Claire Worrall, whose breasts had shrunk from a DD to a C-cup after breast feeding her four kids, wanted to “look good for her wedding”.
She contacted Dr Helena Antoniadou through the Make Yourself Amazing website and the then 28-year-old went under the knife in 2010.
But Mrs Worrall from Huddersfield was horrified by the results and sued Dr Antoniadou, claiming she was given negligent advice before the operation.
“She was concerned at what she perceived to be the droopiness of her breasts,” the Court of Appeal, in London, heard.
A judge ruled Dr Atoniadou responsible for Miss Worrall’s bitter disappointment last year and ordered her to pay £14,378 in damages.
But now two appeal judges have reversed that decision and exonerated the surgeon.

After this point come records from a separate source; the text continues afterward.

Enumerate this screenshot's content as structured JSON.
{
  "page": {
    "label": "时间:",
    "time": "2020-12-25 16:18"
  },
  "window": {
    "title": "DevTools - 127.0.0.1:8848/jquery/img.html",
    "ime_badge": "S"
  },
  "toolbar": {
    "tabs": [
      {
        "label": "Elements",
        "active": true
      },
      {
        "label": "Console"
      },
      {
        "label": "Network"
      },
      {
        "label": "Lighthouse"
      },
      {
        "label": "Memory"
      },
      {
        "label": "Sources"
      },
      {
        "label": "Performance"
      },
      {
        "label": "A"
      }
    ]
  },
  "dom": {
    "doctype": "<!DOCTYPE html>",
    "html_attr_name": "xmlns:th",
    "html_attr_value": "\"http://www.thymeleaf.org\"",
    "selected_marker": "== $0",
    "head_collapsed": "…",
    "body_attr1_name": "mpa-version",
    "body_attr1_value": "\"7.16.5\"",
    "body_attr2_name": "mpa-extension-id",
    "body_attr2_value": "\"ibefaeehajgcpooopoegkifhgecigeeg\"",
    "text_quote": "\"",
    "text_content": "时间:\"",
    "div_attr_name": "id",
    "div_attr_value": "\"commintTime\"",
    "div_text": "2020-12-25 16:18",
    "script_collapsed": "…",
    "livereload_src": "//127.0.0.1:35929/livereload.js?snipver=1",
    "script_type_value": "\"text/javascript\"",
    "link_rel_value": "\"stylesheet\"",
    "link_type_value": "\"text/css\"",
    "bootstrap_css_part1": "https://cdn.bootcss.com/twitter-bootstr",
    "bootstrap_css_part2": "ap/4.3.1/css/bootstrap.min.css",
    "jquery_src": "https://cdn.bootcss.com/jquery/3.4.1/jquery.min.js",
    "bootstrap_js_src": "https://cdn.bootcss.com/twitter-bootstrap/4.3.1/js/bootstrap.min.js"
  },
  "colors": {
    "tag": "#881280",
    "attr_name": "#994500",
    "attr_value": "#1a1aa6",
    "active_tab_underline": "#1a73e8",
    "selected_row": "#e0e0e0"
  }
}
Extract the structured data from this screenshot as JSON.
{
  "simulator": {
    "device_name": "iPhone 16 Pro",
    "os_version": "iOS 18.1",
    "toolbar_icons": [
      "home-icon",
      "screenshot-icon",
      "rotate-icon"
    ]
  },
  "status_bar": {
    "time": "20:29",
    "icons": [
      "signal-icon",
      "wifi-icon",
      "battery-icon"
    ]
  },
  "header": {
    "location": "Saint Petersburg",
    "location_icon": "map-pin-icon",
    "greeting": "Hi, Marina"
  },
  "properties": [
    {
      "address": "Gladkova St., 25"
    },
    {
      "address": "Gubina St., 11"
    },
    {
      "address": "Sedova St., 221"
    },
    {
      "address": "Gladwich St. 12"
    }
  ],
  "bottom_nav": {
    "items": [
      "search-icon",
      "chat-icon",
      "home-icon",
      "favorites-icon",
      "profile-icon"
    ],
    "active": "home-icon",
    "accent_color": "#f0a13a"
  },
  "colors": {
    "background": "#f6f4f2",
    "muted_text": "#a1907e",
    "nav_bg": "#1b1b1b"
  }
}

Dr Antoniadou could not be blamed if Mrs Worrall left the pre-operative consultation with “the wrong end of the stick,” they ruled.
Mrs Worrall was ordered to repay the compensation, with interest, and hit with a £35,000 legal costs bill as the price of defeat.
The court heard earlier that Mrs Worrall had a 34DD bra size before nursing her children reduced her to a C-cup.
Jeremy Roussak QC, for Dr Antoniadou, explained: “She was getting married in three months and wanted to look good for her wedding.”
She discussed the surgical options with Dr Antoniadou and decided to opt for a “relatively minor” double breast implant.
Mrs Worrall, now 35, was clear that she didn’t want the more radical mastopexy breast uplift procedure, which involved some scarring.
The implants were fitted in August 2010 – two months before her wedding – and Mrs Worrall was at first delighted with the results.
But Lord Justice Tomlinson said her breasts “began to droop” again not long afterwards.
A horrified Mrs Worrall was advised that she now needed a mastopexy, which the clinic agreed to carry out free of charge.
But the judge said that proved impossible after she suffered a minor heart attack and the discovery of cardiac problems ruled out surgery.
In June last year, Judge Neil Davey QC ruled that Dr Antoniadou had been negligent.
He said Mrs Worrall had left the consultation with “the impression” that she would not need an uplift for five to 10 years.
Although that was not the advice the surgeon gave, English was not her mother tongue, she “spoke very quickly” and there had been “a misunderstanding.” Overturning the decision and stripping Mrs Worrall of her payout, Lord Justice Tomlinson ruled that Dr Antoniadou had done nothing wrong.
The advice she gave her patient was correct and she was not responsible for Mrs Worrall “getting hold of the wrong end of the stick.”
“A medical professional ought not to be held liable in such circumstances,” concluded the judge, who was sitting with Lord Justice David Richards.
Mrs Worrall was ordered to repay the £14,378 compensation and must now also pay the legal costs of Dr Antoniadou’s defence.
She was ordered to pay £35,000 in costs on account, pending final assessment of her bill, which could ultimately be double that sum.
Mr Roussak earlier told the court that Mrs Worrall had been “absolutely determined” to have the breast implants.
She was “very unhappy about the size and shape of her breasts” and, after she complained, the cost of the implants was refunded to her.